Western black-legged ticks or deer ticks can spread Lyme disease when they have become infected by the Borrelia burgdorferi bacterium. Ticks are normally found in wooded or grassy areas, even residing in your own backyard. Daily checks and removal of ticks is an easy way to prevent the spread of the disease since it usually takes up to 36 hours for the tick to infect the host.
Oftentimes, tick bites are mistaken for the more common mosquito or spider bite. Knowing what an infected tick bite looks like and some of the other symptoms that accompany Lyme disease will help in making the proper diagnosis.
The first sign is a rash that appears to look like a “bull’s-eye” called the erthema migrans rash, appearing at the site of the bite.

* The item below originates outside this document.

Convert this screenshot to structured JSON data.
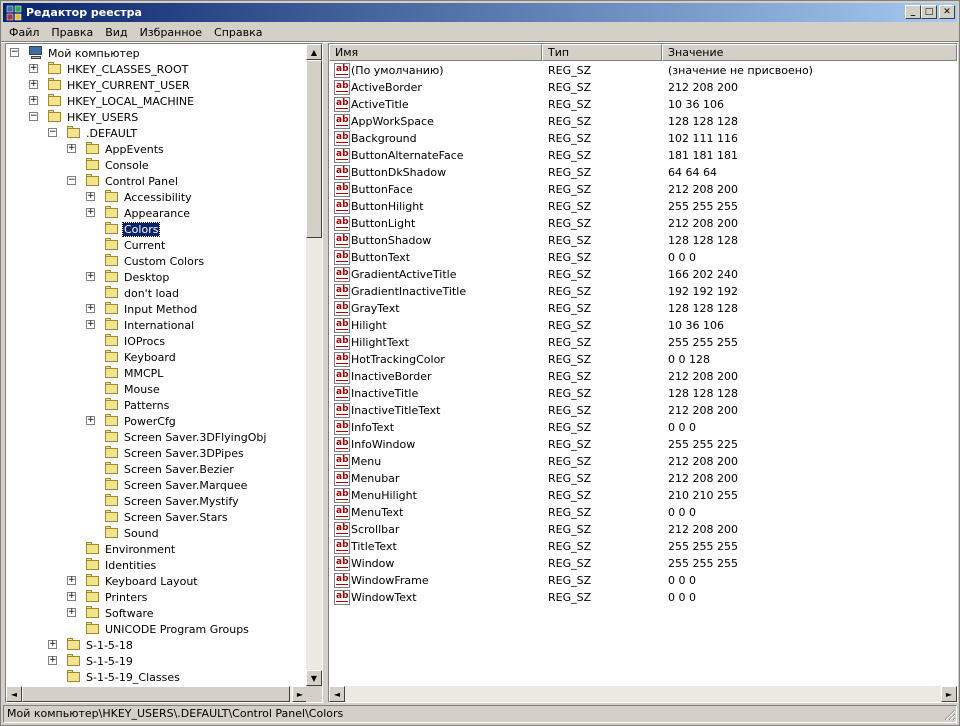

Roughly 80 percent of Lyme disease sufferers will have this rash. Some common warning signs to look for include feeling very tired, pain or swelling in the joints, and numbness in the back, hands or feet. Swollen lymph nodes, headache or fever may also be present.
If the Lyme disease is not treated early, more severe symptoms may appear. The rash may become worse and headaches, joint and nerve pain may increase. Irregular heartbeat or heart palpitations may arise. Also, look out for feeling dizzy, shortness of breath, numbness and short-term memory problems. While many of these symptoms are frightening to consider, the Center for Disease Control notes that Lyme disease can be treated with antibiotics if caught early.
When playing or working outdoors this summer, remember to wear insect repellant. If a tick is discovered remove it right away. Be on the lookout for any of the mentioned symptoms or call your doctor with any worries or concerns.